HK: Since ‘the right to be forgotten’ means a person can have negative information about themselves removed from search listings under certain arguable instances, your work gains more significance and meaning in the current climate then ever, where we are increasingly dependent on the virtual in order to connect with the world.
TK: What this forced isolation has done is move everything online. Projects that would normally take months or years to transition into the digital space have now appeared online in a span of weeks, sometimes even days. Take the example of teaching. In many countries where online teaching wasn’t really a thing prior to the lockdown, teachers have managed to move most of their classes online, or government agencies moving a lot of their service centres and resources online. It is quite astonishing to watch this unfold in such a quick manner, but such quick adaptation has its drawbacks, as is evident with Zoom’s privacy fiascos, to name the most obvious.
There is a reason why things usually take a while to change, requiring careful consideration and testing, which isn’t really happening right now. Not to mention the digital tracking and data collecting that has been implemented in many countries in order to curb the spread of the virus. It will be interesting to see just what happens once we come out of this crisis. I think most of us don’t have a clue about the real digital repercussions of this lockdown. Permanence no longer desired, from Set In Stone, Tamara Kametani, 2019. Furtherfield Gallery, London, March 2020.
HK: Yes and whilst there are definitely a lot of technological advancements, we are dependent on these digital platforms more than ever. It is really scary for that reason. Going back to your Set in Stone works, can you explain further how you came up with the sentences engraved on the marble and what they mean to you?
TK: Some of them employ the terminology that’s used when discussing issues around digital footprint and privacy rights, whilst others speak more of human desires and insecurities and how they often don’t make sense.
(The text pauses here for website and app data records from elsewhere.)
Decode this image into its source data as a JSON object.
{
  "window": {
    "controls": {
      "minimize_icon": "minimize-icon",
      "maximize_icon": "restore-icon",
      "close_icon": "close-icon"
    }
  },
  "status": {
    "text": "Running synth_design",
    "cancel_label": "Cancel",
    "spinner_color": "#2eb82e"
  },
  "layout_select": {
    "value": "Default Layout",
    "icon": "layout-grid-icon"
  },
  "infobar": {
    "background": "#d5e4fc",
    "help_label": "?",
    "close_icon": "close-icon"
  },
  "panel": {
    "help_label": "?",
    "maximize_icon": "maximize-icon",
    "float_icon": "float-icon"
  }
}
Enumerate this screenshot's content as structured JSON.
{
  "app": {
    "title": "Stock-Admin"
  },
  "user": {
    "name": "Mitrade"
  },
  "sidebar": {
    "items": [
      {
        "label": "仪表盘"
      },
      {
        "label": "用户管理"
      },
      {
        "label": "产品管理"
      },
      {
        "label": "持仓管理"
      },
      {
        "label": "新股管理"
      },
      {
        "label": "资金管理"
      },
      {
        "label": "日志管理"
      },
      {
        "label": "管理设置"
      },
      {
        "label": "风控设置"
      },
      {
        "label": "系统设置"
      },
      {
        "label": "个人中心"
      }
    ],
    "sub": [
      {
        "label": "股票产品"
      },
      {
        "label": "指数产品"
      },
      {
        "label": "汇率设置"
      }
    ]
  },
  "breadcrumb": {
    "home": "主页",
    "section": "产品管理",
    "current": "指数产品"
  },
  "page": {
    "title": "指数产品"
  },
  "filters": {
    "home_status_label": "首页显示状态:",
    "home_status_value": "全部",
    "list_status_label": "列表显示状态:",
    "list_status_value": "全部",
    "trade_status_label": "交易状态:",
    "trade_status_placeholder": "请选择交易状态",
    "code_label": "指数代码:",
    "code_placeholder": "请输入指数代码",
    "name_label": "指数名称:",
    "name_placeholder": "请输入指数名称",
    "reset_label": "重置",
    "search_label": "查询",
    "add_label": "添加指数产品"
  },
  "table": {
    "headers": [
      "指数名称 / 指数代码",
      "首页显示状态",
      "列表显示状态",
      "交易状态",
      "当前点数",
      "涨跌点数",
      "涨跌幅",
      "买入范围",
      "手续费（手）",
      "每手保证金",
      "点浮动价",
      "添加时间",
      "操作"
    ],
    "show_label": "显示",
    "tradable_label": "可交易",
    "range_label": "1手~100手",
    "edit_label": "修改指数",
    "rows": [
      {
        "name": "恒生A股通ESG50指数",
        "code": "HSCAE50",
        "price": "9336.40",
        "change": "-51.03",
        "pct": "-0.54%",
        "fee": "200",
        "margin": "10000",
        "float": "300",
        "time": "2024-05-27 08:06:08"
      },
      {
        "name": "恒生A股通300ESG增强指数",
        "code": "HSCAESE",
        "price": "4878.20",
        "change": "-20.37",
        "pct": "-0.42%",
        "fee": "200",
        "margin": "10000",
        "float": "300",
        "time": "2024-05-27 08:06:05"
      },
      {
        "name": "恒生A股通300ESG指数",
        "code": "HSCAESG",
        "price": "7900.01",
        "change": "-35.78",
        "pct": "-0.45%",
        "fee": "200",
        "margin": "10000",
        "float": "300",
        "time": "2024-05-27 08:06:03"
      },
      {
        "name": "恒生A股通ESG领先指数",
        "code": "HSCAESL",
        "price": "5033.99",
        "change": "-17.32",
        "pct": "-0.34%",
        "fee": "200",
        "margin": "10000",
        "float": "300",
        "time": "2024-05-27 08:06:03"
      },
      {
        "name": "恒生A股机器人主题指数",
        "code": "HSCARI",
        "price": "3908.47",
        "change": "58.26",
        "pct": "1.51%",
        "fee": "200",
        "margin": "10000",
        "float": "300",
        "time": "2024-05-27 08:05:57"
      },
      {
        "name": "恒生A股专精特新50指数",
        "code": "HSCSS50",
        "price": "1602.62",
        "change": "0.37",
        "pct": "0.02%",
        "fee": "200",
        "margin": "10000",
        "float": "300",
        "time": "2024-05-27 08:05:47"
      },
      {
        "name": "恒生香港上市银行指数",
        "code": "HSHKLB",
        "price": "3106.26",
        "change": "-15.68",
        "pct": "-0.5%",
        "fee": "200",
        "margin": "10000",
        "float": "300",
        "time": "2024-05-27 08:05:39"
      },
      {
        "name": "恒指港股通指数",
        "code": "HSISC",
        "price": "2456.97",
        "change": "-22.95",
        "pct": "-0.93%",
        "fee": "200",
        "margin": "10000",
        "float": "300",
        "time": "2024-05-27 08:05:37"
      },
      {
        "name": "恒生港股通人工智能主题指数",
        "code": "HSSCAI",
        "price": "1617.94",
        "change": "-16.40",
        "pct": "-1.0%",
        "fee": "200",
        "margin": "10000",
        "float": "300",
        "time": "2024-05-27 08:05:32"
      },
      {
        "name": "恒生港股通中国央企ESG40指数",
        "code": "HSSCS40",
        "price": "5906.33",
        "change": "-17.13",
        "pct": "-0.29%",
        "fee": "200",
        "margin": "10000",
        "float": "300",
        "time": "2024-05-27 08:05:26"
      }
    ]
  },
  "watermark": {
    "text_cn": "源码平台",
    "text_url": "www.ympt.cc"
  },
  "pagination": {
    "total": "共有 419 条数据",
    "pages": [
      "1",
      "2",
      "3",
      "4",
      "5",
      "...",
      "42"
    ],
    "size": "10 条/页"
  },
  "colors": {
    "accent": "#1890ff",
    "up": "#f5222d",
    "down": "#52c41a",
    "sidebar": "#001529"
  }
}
For example ‘Digital Legacy Management’ refers to both posthumous management of the deceased’s data, but is also understood as a clean up - removing any unwanted information for a living person. The latter is now even offered as a service used by parents for their children applying to universities that check the social media accounts of their applicants.
There is a certain level of irony in the text, I see many of them as an oxymoron - ‘Worked so hard to be forgotten’ speaks both of our desire to be remembered, whilst sometimes needing to work hard to make sure we are remembered the way we want to be, in other words, have a part of us forgotten.
HK: During the lockdown are you reading or contemplating on future projects at the moment?
TK: The lockdown has coincided with a planned digital artist residency with Off Site Project that I have been doing since March. Initially, I had very different plans for what I wanted to work on during the residency but the current situation has affected it a bit and so I decided to use this time to look into the different measures that have been adopted by governments and telecommunication companies to curb the spread of the virus. Many of these measures are very questionable from a point of view of privacy.
I only managed to bring one book with me into isolation, but should have a few more on the way that I ordered from Verso a month ago now! When they finally arrive, I am looking forward to reading James Bridle’s ‘New Dark Age’ and ‘Future Histories’ by Lizzie O’Shea.
Set In Stone, Tamara Kametani, 2019.installation photo 2020 by Julia Szalewicz